DULCE AND GABBANA Sweet side
Like their longtime muse Madonna, who they famously clad in that missile-shaped corset, design duo Dolce and Gabbana are now crying "reinvention." Today's WWD insert, a round-up of the Spring collections, reports that the provocative pair are now preaching a pretty, fangless, and buttoned-up approach to dressing that's a far cry from their usual Sicilian streetwalker thing. Which begs the question: Is the world ready for a Dolce and Gabbana your grandma might wear?
The troops at Condé Nast say yes, and were psyched about the designers' new look, foaming at the pen over the "layered organzas, hand-painted tulle, crimson brocades, and feminine silhouettes," on which the duo are now staking the villa in Positano. After all, their last collection, which would have been best suited to a blow-up doll, didn't go over so well, with acid-tongued critic Suzy Menkes yawning: "Isn't it time Dolce & Gabbana came up for some fresh air?" So the "rebirth" as the pair describe it, may have been motivated by commerce as well as by art.
The resulting collection of fluffy, painted dresses for middle-aged ballerinas may win them applause from the folks at 4 Times Square, but you gotta wonder who will step up and start designing clothes fit for trannies again. Now that Tom Ford has turned his oily attentions to menswear, and D&G are designing for Darien garden parties, there is a vacuum waiting to be filled.
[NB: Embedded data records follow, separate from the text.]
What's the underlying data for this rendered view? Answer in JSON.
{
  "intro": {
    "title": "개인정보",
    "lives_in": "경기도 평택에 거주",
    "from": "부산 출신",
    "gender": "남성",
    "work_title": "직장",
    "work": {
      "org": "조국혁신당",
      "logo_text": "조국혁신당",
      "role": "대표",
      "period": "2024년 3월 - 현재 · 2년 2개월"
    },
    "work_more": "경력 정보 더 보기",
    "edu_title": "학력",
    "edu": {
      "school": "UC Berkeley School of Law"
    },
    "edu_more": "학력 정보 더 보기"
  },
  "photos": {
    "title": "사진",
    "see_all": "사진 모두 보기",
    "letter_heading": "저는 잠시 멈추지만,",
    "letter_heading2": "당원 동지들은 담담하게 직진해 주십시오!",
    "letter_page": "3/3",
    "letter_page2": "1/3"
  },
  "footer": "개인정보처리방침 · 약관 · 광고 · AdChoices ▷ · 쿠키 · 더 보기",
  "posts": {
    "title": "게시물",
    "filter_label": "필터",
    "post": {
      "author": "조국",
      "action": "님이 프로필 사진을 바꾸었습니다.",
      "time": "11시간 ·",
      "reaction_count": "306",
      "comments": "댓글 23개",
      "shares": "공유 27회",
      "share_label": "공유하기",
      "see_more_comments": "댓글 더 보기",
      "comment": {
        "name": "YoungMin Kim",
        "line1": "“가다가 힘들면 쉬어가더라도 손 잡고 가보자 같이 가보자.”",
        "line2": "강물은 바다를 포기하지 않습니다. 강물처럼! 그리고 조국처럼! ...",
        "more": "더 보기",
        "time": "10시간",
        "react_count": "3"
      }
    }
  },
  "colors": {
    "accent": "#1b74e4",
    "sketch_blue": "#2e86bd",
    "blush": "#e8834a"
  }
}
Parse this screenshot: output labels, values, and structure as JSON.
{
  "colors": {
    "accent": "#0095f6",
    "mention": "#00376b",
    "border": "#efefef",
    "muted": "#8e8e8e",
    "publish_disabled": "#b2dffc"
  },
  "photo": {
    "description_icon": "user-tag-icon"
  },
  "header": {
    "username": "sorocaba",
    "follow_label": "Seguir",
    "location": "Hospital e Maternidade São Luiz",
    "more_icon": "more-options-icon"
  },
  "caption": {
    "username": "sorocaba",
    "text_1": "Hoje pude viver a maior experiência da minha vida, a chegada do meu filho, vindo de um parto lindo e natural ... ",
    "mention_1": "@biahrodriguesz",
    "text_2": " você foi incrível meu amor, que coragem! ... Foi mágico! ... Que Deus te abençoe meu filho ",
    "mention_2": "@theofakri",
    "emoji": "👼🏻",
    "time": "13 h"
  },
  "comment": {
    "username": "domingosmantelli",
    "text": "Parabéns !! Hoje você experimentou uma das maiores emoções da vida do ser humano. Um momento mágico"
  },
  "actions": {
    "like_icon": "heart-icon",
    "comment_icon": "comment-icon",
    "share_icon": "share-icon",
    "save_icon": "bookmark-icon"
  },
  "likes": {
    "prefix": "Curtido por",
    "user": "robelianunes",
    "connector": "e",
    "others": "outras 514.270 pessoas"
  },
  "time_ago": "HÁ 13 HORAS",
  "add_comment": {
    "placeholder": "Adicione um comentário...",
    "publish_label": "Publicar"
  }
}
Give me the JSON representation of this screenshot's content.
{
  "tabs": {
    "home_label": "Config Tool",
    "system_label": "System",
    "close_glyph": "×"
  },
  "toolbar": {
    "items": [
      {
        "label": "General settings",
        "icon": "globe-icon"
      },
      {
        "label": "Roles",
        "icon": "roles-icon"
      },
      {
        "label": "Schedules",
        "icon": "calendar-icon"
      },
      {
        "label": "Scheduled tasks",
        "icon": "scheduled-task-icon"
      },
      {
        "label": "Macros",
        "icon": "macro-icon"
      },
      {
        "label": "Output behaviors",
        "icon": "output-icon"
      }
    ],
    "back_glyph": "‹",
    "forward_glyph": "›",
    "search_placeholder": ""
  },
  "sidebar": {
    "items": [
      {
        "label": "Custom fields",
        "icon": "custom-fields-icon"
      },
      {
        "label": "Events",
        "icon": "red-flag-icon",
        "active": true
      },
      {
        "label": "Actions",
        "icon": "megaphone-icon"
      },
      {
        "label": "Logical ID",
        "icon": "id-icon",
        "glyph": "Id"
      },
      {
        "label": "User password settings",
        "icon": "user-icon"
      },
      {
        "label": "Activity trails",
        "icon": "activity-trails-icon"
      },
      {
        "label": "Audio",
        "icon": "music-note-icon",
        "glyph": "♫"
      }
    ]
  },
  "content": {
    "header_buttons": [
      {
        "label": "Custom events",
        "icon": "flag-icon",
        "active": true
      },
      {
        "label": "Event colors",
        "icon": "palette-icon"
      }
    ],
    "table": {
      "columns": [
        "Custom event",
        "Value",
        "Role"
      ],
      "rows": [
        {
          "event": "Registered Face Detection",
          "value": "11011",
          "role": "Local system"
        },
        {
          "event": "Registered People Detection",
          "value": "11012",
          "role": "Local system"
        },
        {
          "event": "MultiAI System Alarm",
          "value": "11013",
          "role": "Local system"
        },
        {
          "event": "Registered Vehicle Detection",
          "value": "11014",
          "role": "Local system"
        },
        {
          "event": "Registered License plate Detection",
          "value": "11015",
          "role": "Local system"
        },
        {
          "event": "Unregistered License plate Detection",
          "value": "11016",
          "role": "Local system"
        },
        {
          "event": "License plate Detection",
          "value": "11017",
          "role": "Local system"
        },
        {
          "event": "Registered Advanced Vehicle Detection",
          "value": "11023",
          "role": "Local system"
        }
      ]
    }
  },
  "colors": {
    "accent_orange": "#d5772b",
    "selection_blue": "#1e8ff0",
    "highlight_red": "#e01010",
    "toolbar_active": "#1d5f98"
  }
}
Could Posh be up to the pleather challenge? Also, does this mean no more rape ads?